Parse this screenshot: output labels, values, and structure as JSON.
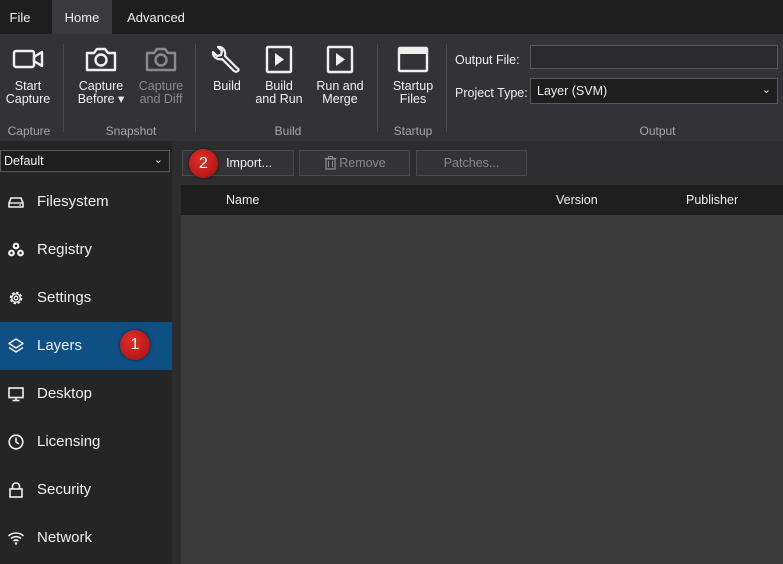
{
  "menu": {
    "tabs": [
      "File",
      "Home",
      "Advanced"
    ]
  },
  "ribbon": {
    "capture": {
      "start_line1": "Start",
      "start_line2": "Capture",
      "group": "Capture"
    },
    "snapshot": {
      "before_line1": "Capture",
      "before_line2": "Before ▾",
      "diff_line1": "Capture",
      "diff_line2": "and Diff",
      "group": "Snapshot"
    },
    "build": {
      "build": "Build",
      "build_run_line1": "Build",
      "build_run_line2": "and Run",
      "run_merge_line1": "Run and",
      "run_merge_line2": "Merge",
      "group": "Build"
    },
    "startup": {
      "line1": "Startup",
      "line2": "Files",
      "group": "Startup"
    },
    "output": {
      "file_label": "Output File:",
      "file_value": "",
      "type_label": "Project Type:",
      "type_value": "Layer (SVM)",
      "group": "Output"
    }
  },
  "sidebar": {
    "dropdown": "Default",
    "items": [
      {
        "label": "Filesystem",
        "icon": "drive-icon"
      },
      {
        "label": "Registry",
        "icon": "registry-icon"
      },
      {
        "label": "Settings",
        "icon": "gear-icon"
      },
      {
        "label": "Layers",
        "icon": "layers-icon",
        "active": true
      },
      {
        "label": "Desktop",
        "icon": "desktop-icon"
      },
      {
        "label": "Licensing",
        "icon": "clock-icon"
      },
      {
        "label": "Security",
        "icon": "lock-icon"
      },
      {
        "label": "Network",
        "icon": "wifi-icon"
      }
    ]
  },
  "toolbar": {
    "import": "Import...",
    "remove": "Remove",
    "patches": "Patches..."
  },
  "table": {
    "columns": [
      "Name",
      "Version",
      "Publisher"
    ]
  },
  "annotations": {
    "badge1": "1",
    "badge2": "2"
  },
  "colors": {
    "accent": "#0e4f84",
    "badge": "#c4161c"
  }
}
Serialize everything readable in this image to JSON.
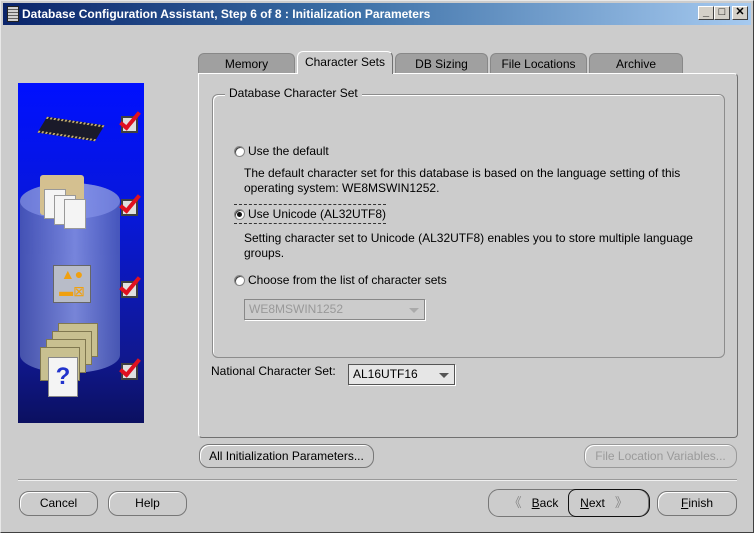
{
  "window": {
    "title": "Database Configuration Assistant, Step 6 of 8 : Initialization Parameters",
    "controls": {
      "minimize": "_",
      "maximize": "□",
      "close": "✕"
    }
  },
  "wizard_steps": [
    {
      "icon": "memory-chip-icon",
      "completed": true
    },
    {
      "icon": "documents-folder-icon",
      "completed": true
    },
    {
      "icon": "shapes-tile-icon",
      "completed": true
    },
    {
      "icon": "help-document-icon",
      "completed": true
    }
  ],
  "tabs": [
    {
      "label": "Memory",
      "active": false
    },
    {
      "label": "Character Sets",
      "active": true
    },
    {
      "label": "DB Sizing",
      "active": false
    },
    {
      "label": "File Locations",
      "active": false
    },
    {
      "label": "Archive",
      "active": false
    }
  ],
  "character_set_group": {
    "title": "Database Character Set",
    "options": [
      {
        "label": "Use the default",
        "selected": false,
        "description": "The default character set for this database is based on the language setting of this operating system: WE8MSWIN1252."
      },
      {
        "label": "Use Unicode (AL32UTF8)",
        "selected": true,
        "description": "Setting character set to Unicode (AL32UTF8) enables you to store multiple language groups."
      },
      {
        "label": "Choose from the list of character sets",
        "selected": false,
        "description": ""
      }
    ],
    "charset_list": {
      "value": "WE8MSWIN1252",
      "enabled": false
    }
  },
  "national_charset": {
    "label": "National Character Set:",
    "value": "AL16UTF16"
  },
  "panel_buttons": {
    "all_init_params": "All Initialization Parameters...",
    "file_location_vars": "File Location Variables..."
  },
  "footer": {
    "cancel": "Cancel",
    "help": "Help",
    "back": "Back",
    "back_mnemonic": "B",
    "back_rest": "ack",
    "next": "Next",
    "next_mnemonic": "N",
    "next_rest": "ext",
    "finish": "Finish",
    "finish_mnemonic": "F",
    "finish_rest": "inish"
  }
}
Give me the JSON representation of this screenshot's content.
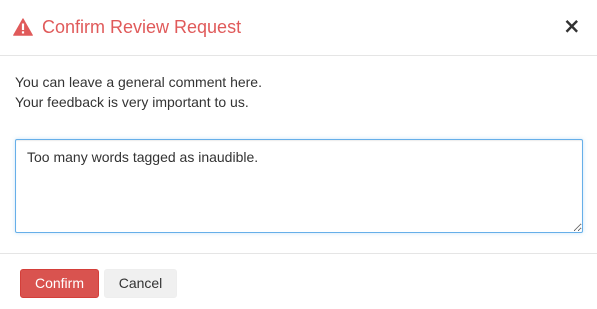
{
  "dialog": {
    "title": "Confirm Review Request",
    "close_label": "×",
    "accent_color": "#e05a5a"
  },
  "body": {
    "line1": "You can leave a general comment here.",
    "line2": "Your feedback is very important to us.",
    "comment_value": "Too many words tagged as inaudible."
  },
  "footer": {
    "confirm_label": "Confirm",
    "cancel_label": "Cancel"
  },
  "icons": {
    "title_icon": "warning-triangle-icon",
    "close_icon": "close-icon"
  }
}
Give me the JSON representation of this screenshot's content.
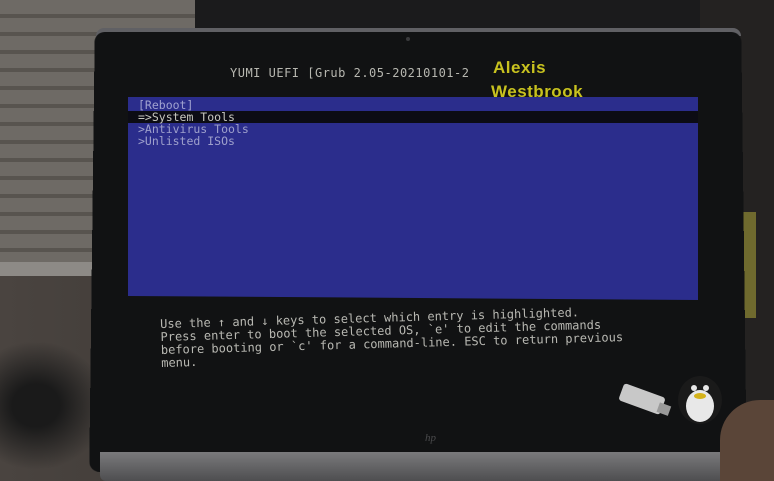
{
  "grub": {
    "title": "YUMI UEFI [Grub 2.05-20210101-2",
    "menu_items": [
      {
        "label": "[Reboot]",
        "state": "normal"
      },
      {
        "label": "=>System Tools",
        "state": "selected"
      },
      {
        "label": ">Antivirus Tools",
        "state": "normal"
      },
      {
        "label": ">Unlisted ISOs",
        "state": "normal"
      }
    ],
    "help_lines": [
      "Use the ↑ and ↓ keys to select which entry is highlighted.",
      "Press enter to boot the selected OS, `e' to edit the commands",
      "before booting or `c' for a command-line. ESC to return previous",
      "menu."
    ]
  },
  "watermark": {
    "line1": "Alexis",
    "line2": "Westbrook",
    "color": "#c8c21f"
  },
  "laptop": {
    "brand_mark": "hp"
  },
  "colors": {
    "menu_bg": "#2b2d8c",
    "highlight_bg": "#0c0c14",
    "screen_bg": "#111213",
    "text": "#b9b9b3"
  },
  "icons": {
    "sticker": "usb-penguin-sticker"
  }
}
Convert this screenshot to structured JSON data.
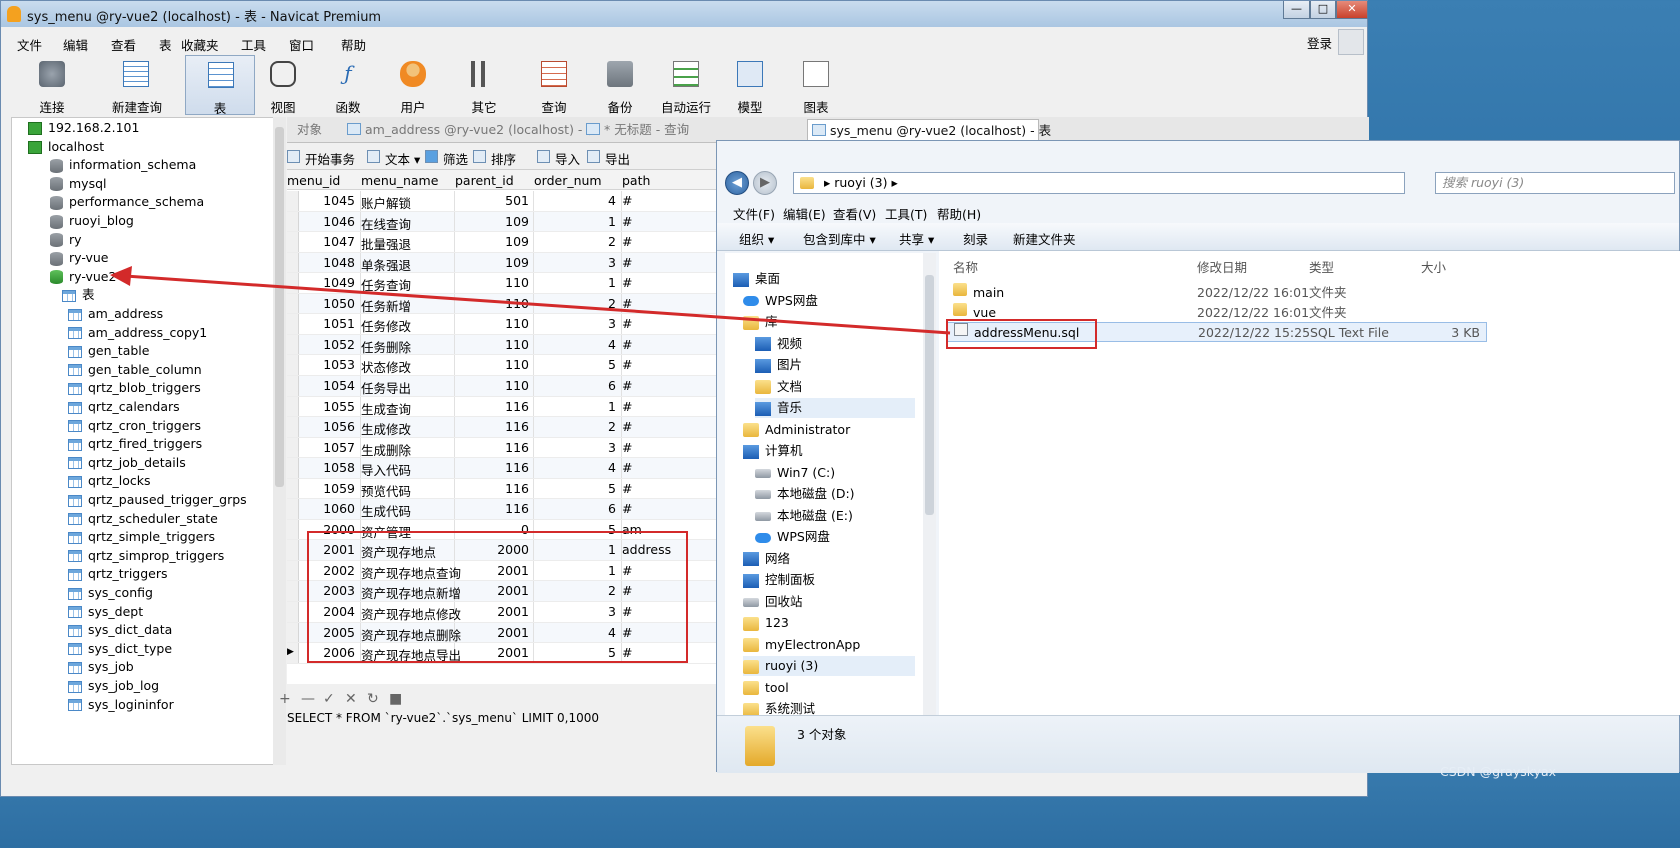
{
  "navicat": {
    "title": "sys_menu @ry-vue2 (localhost) - 表 - Navicat Premium",
    "window_buttons": [
      "—",
      "□",
      "✕"
    ],
    "menu": [
      "文件",
      "编辑",
      "查看",
      "表",
      "收藏夹",
      "工具",
      "窗口",
      "帮助"
    ],
    "login": "登录",
    "toolbar": [
      "连接",
      "新建查询",
      "表",
      "视图",
      "函数",
      "用户",
      "其它",
      "查询",
      "备份",
      "自动运行",
      "模型",
      "图表"
    ],
    "tree": [
      {
        "label": "192.168.2.101",
        "kind": "server"
      },
      {
        "label": "localhost",
        "kind": "server"
      },
      {
        "label": "information_schema",
        "kind": "db"
      },
      {
        "label": "mysql",
        "kind": "db"
      },
      {
        "label": "performance_schema",
        "kind": "db"
      },
      {
        "label": "ruoyi_blog",
        "kind": "db"
      },
      {
        "label": "ry",
        "kind": "db"
      },
      {
        "label": "ry-vue",
        "kind": "db"
      },
      {
        "label": "ry-vue2",
        "kind": "db-open"
      },
      {
        "label": "表",
        "kind": "folder"
      }
    ],
    "tables": [
      "am_address",
      "am_address_copy1",
      "gen_table",
      "gen_table_column",
      "qrtz_blob_triggers",
      "qrtz_calendars",
      "qrtz_cron_triggers",
      "qrtz_fired_triggers",
      "qrtz_job_details",
      "qrtz_locks",
      "qrtz_paused_trigger_grps",
      "qrtz_scheduler_state",
      "qrtz_simple_triggers",
      "qrtz_simprop_triggers",
      "qrtz_triggers",
      "sys_config",
      "sys_dept",
      "sys_dict_data",
      "sys_dict_type",
      "sys_job",
      "sys_job_log",
      "sys_logininfor"
    ],
    "tabs": [
      "对象",
      "am_address @ry-vue2 (localhost) - 表",
      "* 无标题 - 查询",
      "sys_menu @ry-vue2 (localhost) - 表"
    ],
    "subtoolbar": [
      "开始事务",
      "文本",
      "筛选",
      "排序",
      "导入",
      "导出"
    ],
    "columns": [
      "menu_id",
      "menu_name",
      "parent_id",
      "order_num",
      "path"
    ],
    "rows": [
      [
        "1045",
        "账户解锁",
        "501",
        "4",
        "#"
      ],
      [
        "1046",
        "在线查询",
        "109",
        "1",
        "#"
      ],
      [
        "1047",
        "批量强退",
        "109",
        "2",
        "#"
      ],
      [
        "1048",
        "单条强退",
        "109",
        "3",
        "#"
      ],
      [
        "1049",
        "任务查询",
        "110",
        "1",
        "#"
      ],
      [
        "1050",
        "任务新增",
        "110",
        "2",
        "#"
      ],
      [
        "1051",
        "任务修改",
        "110",
        "3",
        "#"
      ],
      [
        "1052",
        "任务删除",
        "110",
        "4",
        "#"
      ],
      [
        "1053",
        "状态修改",
        "110",
        "5",
        "#"
      ],
      [
        "1054",
        "任务导出",
        "110",
        "6",
        "#"
      ],
      [
        "1055",
        "生成查询",
        "116",
        "1",
        "#"
      ],
      [
        "1056",
        "生成修改",
        "116",
        "2",
        "#"
      ],
      [
        "1057",
        "生成删除",
        "116",
        "3",
        "#"
      ],
      [
        "1058",
        "导入代码",
        "116",
        "4",
        "#"
      ],
      [
        "1059",
        "预览代码",
        "116",
        "5",
        "#"
      ],
      [
        "1060",
        "生成代码",
        "116",
        "6",
        "#"
      ],
      [
        "2000",
        "资产管理",
        "0",
        "5",
        "am"
      ],
      [
        "2001",
        "资产现存地点",
        "2000",
        "1",
        "address"
      ],
      [
        "2002",
        "资产现存地点查询",
        "2001",
        "1",
        "#"
      ],
      [
        "2003",
        "资产现存地点新增",
        "2001",
        "2",
        "#"
      ],
      [
        "2004",
        "资产现存地点修改",
        "2001",
        "3",
        "#"
      ],
      [
        "2005",
        "资产现存地点删除",
        "2001",
        "4",
        "#"
      ],
      [
        "2006",
        "资产现存地点导出",
        "2001",
        "5",
        "#"
      ]
    ],
    "grid_controls": [
      "+",
      "—",
      "✓",
      "✕",
      "↻",
      "■"
    ],
    "status_sql": "SELECT * FROM `ry-vue2`.`sys_menu` LIMIT 0,1000"
  },
  "explorer": {
    "breadcrumb": "ruoyi (3)",
    "search_placeholder": "搜索 ruoyi (3)",
    "menu": [
      "文件(F)",
      "编辑(E)",
      "查看(V)",
      "工具(T)",
      "帮助(H)"
    ],
    "commands": [
      "组织 ▾",
      "包含到库中 ▾",
      "共享 ▾",
      "刻录",
      "新建文件夹"
    ],
    "nav": [
      {
        "label": "桌面",
        "icon": "desktop"
      },
      {
        "label": "WPS网盘",
        "icon": "cloud"
      },
      {
        "label": "库",
        "icon": "library"
      },
      {
        "label": "视频",
        "icon": "video"
      },
      {
        "label": "图片",
        "icon": "picture"
      },
      {
        "label": "文档",
        "icon": "document"
      },
      {
        "label": "音乐",
        "icon": "music"
      },
      {
        "label": "Administrator",
        "icon": "user-folder"
      },
      {
        "label": "计算机",
        "icon": "computer"
      },
      {
        "label": "Win7 (C:)",
        "icon": "drive"
      },
      {
        "label": "本地磁盘 (D:)",
        "icon": "drive"
      },
      {
        "label": "本地磁盘 (E:)",
        "icon": "drive"
      },
      {
        "label": "WPS网盘",
        "icon": "cloud"
      },
      {
        "label": "网络",
        "icon": "network"
      },
      {
        "label": "控制面板",
        "icon": "control-panel"
      },
      {
        "label": "回收站",
        "icon": "recycle-bin"
      },
      {
        "label": "123",
        "icon": "folder"
      },
      {
        "label": "myElectronApp",
        "icon": "folder"
      },
      {
        "label": "ruoyi (3)",
        "icon": "folder"
      },
      {
        "label": "tool",
        "icon": "folder"
      },
      {
        "label": "系统测试",
        "icon": "folder"
      }
    ],
    "headers": [
      "名称",
      "修改日期",
      "类型",
      "大小"
    ],
    "files": [
      {
        "name": "main",
        "date": "2022/12/22 16:01",
        "type": "文件夹",
        "size": ""
      },
      {
        "name": "vue",
        "date": "2022/12/22 16:01",
        "type": "文件夹",
        "size": ""
      },
      {
        "name": "addressMenu.sql",
        "date": "2022/12/22 15:25",
        "type": "SQL Text File",
        "size": "3 KB"
      }
    ],
    "count": "3 个对象"
  },
  "watermark": "CSDN @grayskyax",
  "colors": {
    "highlight_box": "#d32a2a",
    "selection": "#e7f0fb"
  }
}
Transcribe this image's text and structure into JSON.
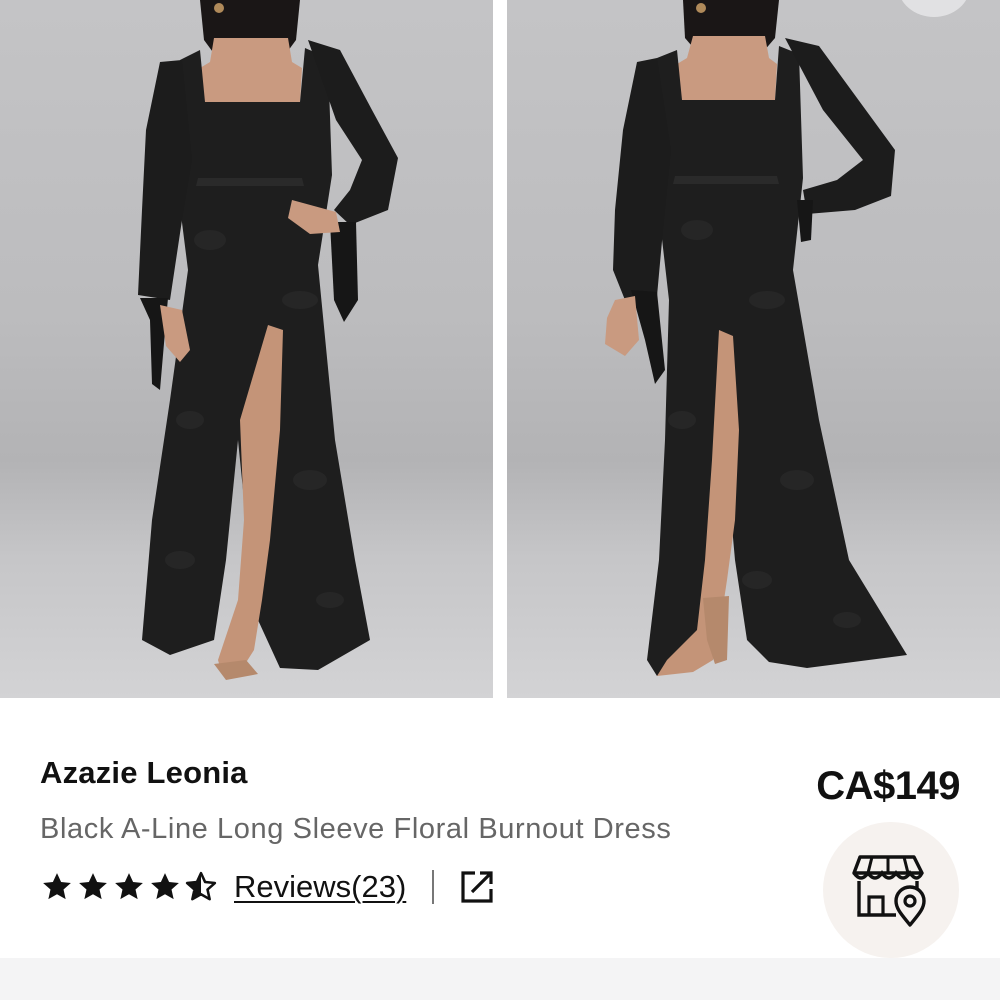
{
  "product": {
    "brand_name": "Azazie Leonia",
    "description": "Black A-Line Long Sleeve Floral Burnout Dress",
    "price": "CA$149"
  },
  "rating": {
    "value": 4.5,
    "max": 5,
    "reviews_label": "Reviews(23)"
  },
  "icons": {
    "star": "star-icon",
    "share": "share-external-icon",
    "store": "store-location-icon"
  },
  "colors": {
    "text_primary": "#111111",
    "text_secondary": "#666666",
    "store_button_bg": "#f6f2ef",
    "dress": "#1e1e1e"
  }
}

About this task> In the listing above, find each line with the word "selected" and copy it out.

Answer for this exercise>
        "selected": false,
        "selected": true,
        "selected": false,
        "state": "selected"
      "Press enter to boot the selected OS, `e' to edit the commands",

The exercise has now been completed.